Now, once a subscription has been created, relaying is the final step. The Exchange server will now try to connect to the attacker’s machine (the URL specified in the subscription) and will happily pass NTLM credentials. These can be then relayed to a Domain Controller (provided there is no SMB signing – see below for mitigations). Dirk-jan’s exploit relays the credentials to LDAP in order to escalate a user’s privilege: it adds the Replication-Get-Changes-All privilege to an account effectively allowing that account to perform any actions on the domain, including dumping all passwords from a Domain Controller by performing DCSync. With hashes of all users, the attacker can further impersonate any other user and takeover the complete domain.
Running the exploit is very simple - once the subscription is created, Exchange connects to the supplied URL as shown in the figure below:
Now, the biggest issue here is that this works with the latest version of Exchange, fully patched. Various versions are listed on the original blog, I tested with a fully patched version of Exchange 2016. Note that the deletion of registry key as specified in Microsoft’s advisory for CVE-2018-8581 does not fix this vulnerability! It prevents a malicious user from impersonating another user on the Exchange server, but not on a Domain Controller, through LDAP. Additionally, I have installed patches on an Exchange 2016 servers, and the registry key was not removed (even though Microsoft’s advisory says that they will remove it).
The best mitigation options as far as we are aware of are the following:
- First, if you do not use EWS push/pull subscriptions disable them (see here by @gentilkiwi),
- Additionally, use an internal firewall to prevent Exchange from connecting to your workstations – typically workstations should connect to Exchange, not the opposite. This does not prevent the exploit (an attacker can find a different server that Exchange can connect to), but makes exploitation a bit more difficult.
- Enable SMB and LDAP signing.
- Remove high privileges that Exchange has on the Domain object.
Of course, be very careful when modifying any of the settings above to make sure that you will not break your Exchange deployments.
Finally, the exploit does not work on Exchange 2010 which has signing enabled by default, but this setting does not exist in Exchange 2013, 2016 or 2019. Go figure :/
Here's a bit more information about detection of the vulnerability:
- Regarding vulnerable servers, Exchange 2013, 2016 and 2019 have been confirmed as vulnerable. The screenshot above from my test was with a fully patched Exchange 2016.
- Exchange 2010 appears not to be vulnerable - it will send the request to the subscribed URL, but due to signing you should not be able to relay it.
- Exchange 2007 is unknown at this time, although it appears to have the required methods (PushSubscriptionRequest) so it might be vulnerable. If you manage to test it, let us know.
- The best way to check if the vulnerability has been abused against you is to monitor for network logon events on your domain controllers. This is what you'll be looking for:
- Authentication Package=NTLM
- Account Name = YOUREXCHANGESERVER$
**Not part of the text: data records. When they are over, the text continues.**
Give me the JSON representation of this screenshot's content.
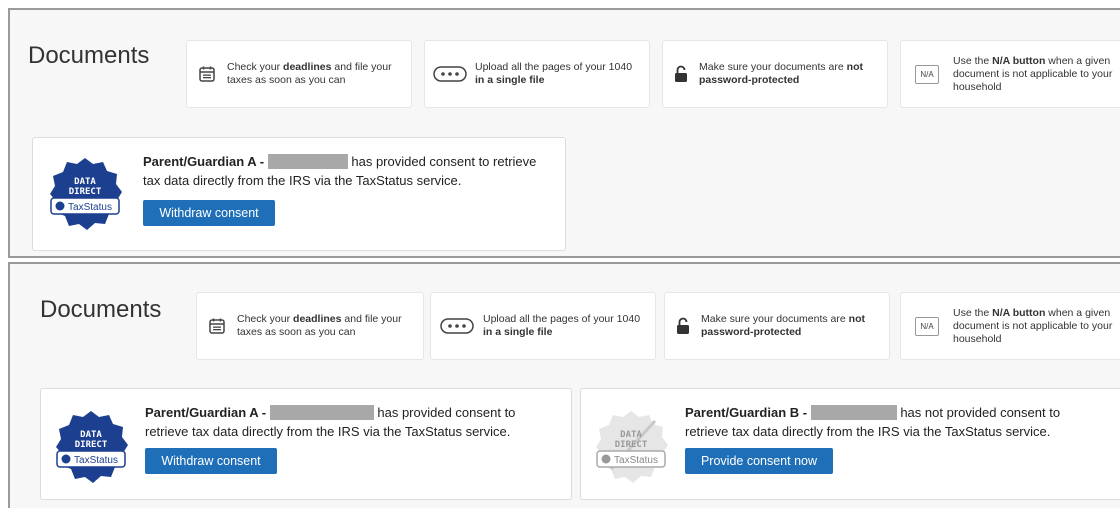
{
  "page_title": "Documents",
  "tips": [
    {
      "icon": "calendar-icon",
      "pre": "Check your ",
      "bold": "deadlines",
      "post": " and file your taxes as soon as you can"
    },
    {
      "icon": "ellipsis-icon",
      "pre": "Upload all the pages of your 1040 ",
      "bold": "in a single file",
      "post": ""
    },
    {
      "icon": "lock-icon",
      "pre": "Make sure your documents are ",
      "bold": "not",
      "bold2": "password-protected"
    },
    {
      "icon": "na-icon",
      "icon_text": "N/A",
      "pre": "Use the ",
      "bold": "N/A button",
      "post": " when a given document is not applicable to your household"
    }
  ],
  "badge": {
    "line1": "DATA",
    "line2": "DIRECT",
    "brand": "TaxStatus"
  },
  "guardian_a": {
    "label": "Parent/Guardian A -",
    "status": "has provided consent to",
    "status_top": "has provided consent to retrieve",
    "line2_top": "tax data directly from the IRS via the TaxStatus service.",
    "line2_bottom": "retrieve tax data directly from the IRS via the TaxStatus service.",
    "button": "Withdraw consent"
  },
  "guardian_b": {
    "label": "Parent/Guardian B -",
    "status": "has not provided consent to",
    "line2": "retrieve tax data directly from the IRS via the TaxStatus service.",
    "button": "Provide consent now"
  }
}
- By looking for events above you'll be able to detect NTLM relay attacks where Exchange server's credentials were used. The Source Network Address field will show the IP address of the attacker (where the ntlmrelayx / impacket was running).
- There is another good event (thanks to Davy for sending this), 5136. This event will show when the DACL was modified, but it will have the target account's SID only so you can't search by name.
Thanks to all readers for great and useful comments.
We’ll continue researching the issue – if you have any new or information to share - let us know!